I answer that, It was fitting for Christ's soul at His Resurrection to resume the body with its scars. In the first place, for Christ's own glory. For Bede says on Luke 24:40 that He kept His scars not from inability to heal them, "but to wear them as an everlasting trophy of His victory." Hence Augustine says (De Civ. Dei xxii): "Perhaps in that kingdom we shall see on the bodies of the Martyrs the traces of the wounds which they bore for Christ's name: because it will not be a deformity, but a dignity in them; and a certain kind of beauty will shine in them, in the body, though not of the body." Secondly, to confirm the hearts of the disciples as to "the faith in His Resurrection" (Bede, on Luke 24:40). Thirdly, "that when He pleads for us with the Father, He may always show the manner of death He endured for us" (Bede, on Luke 24:40). Fourthly, "that He may convince those redeemed in His blood, how mercifully they have been helped, as He exposes before them the traces of the same death" (Bede, on Luke 24:40). Lastly, "that in the Judgment-day He may upbraid them with their just condemnation" (Bede, on Luke 24:40). Hence, as Augustine says (De Symb. ii): "Christ knew why He kept the scars in His body. For, as He showed them to Thomas who would not believe except he handled and saw them, so will He show His wounds to His enemies, so that He who is the Truth may convict them, saying: 'Behold the man whom you crucified; see the wounds you inflicted; recognize the side you pierced, since it was opened by you and for you, yet you would not enter.'"
Reply to Objection 1. The scars that remained in Christ's body belong neither to corruption nor defect, but to the greater increase of glory, inasmuch as they are the trophies of His power; and a special comeliness will appear in the places scarred by the wounds.

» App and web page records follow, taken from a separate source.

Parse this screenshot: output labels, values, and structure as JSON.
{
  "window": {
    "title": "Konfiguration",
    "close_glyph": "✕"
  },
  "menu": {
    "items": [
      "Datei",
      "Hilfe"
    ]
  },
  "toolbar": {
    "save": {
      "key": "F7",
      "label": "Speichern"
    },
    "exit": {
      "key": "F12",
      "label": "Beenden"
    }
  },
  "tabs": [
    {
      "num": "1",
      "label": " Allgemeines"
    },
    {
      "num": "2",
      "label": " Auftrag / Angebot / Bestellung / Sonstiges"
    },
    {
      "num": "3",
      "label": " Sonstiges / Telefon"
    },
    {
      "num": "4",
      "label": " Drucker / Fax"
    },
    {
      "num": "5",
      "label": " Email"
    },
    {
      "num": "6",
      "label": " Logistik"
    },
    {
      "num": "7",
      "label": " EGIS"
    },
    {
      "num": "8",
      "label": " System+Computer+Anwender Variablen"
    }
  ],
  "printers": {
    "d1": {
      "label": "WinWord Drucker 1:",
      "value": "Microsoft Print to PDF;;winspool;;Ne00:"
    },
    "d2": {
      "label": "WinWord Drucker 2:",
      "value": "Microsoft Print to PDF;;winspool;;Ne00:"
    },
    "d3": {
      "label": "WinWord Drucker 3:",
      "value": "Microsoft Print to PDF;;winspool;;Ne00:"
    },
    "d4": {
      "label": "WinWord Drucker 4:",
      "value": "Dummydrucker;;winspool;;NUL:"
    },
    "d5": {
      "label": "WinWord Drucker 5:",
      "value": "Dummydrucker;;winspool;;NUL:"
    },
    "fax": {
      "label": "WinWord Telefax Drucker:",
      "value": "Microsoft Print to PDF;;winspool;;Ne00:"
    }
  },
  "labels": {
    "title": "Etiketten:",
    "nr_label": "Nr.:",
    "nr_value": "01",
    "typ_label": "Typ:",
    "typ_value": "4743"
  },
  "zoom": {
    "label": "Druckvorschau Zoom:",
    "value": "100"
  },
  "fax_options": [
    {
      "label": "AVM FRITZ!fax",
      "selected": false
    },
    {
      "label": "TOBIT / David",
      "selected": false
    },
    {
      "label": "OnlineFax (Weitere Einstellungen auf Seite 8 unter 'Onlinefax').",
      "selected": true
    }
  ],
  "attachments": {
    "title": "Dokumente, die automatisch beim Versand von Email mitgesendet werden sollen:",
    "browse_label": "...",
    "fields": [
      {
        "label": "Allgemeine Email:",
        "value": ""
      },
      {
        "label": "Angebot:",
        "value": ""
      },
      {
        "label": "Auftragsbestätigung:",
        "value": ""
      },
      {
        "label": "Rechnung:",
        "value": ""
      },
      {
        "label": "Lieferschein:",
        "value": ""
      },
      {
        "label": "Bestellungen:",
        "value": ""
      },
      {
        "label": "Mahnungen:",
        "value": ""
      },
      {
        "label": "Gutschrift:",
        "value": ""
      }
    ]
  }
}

Reply to Objection 2. Although those openings of the wounds break the continuity of the tissue, still the greater beauty of glory compensates for all this, so that the body is not less entire, but more perfected. Thomas, however, not only saw, but handled the wounds, because as Pope Leo [Cf. Append. Opp. August., Serm. clxii] says: "It sufficed for his personal faith for him to have seen what he saw; but it was on our behalf that he touched what he beheld."
Reply to Objection 3. Christ willed the scars of His wounds to remain on His body, not only to confirm the faith of His disciples, but for other reasons also. From these it seems that those scars will always remain on His body; because, as Augustine says (Ad Consent., De Resurr. Carn.): "I believe our Lord's body to be in heaven, such as it was when He ascended into heaven." And Gregory (Moral. xiv) says that "if aught could be changed in Christ's body after His Resurrection, contrary to Paul's truthful teaching, then the Lord after His Resurrection returned to death; and what fool would dare to say this, save he that denies the true resurrection of the flesh?" Accordingly, it is evident that the scars which Christ showed on His body after His Resurrection, have never since been removed from His body.
The Summa Theologiæ of St. Thomas Aquinas
Second and Revised Edition, 1920
Literally translated by Fathers of the English Dominican Province
Online Edition Copyright © 2017 by Kevin Knight
Nihil Obstat. F. Innocentius Apap, O.P., S.T.M., Censor. Theol.
Imprimatur. Edus. Canonicus Surmont, Vicarius Generalis. Westmonasterii.
Nihil Obstat. F. Raphael Moss, O.P., S.T.L. and F. Leo Moore, O.P., S.T.L.
Imprimatur. F. Beda Jarrett, O.P., S.T.L., A.M., Prior Provincialis Angliæ
MARIÆ IMMACULATÆ - SEDI SAPIENTIÆ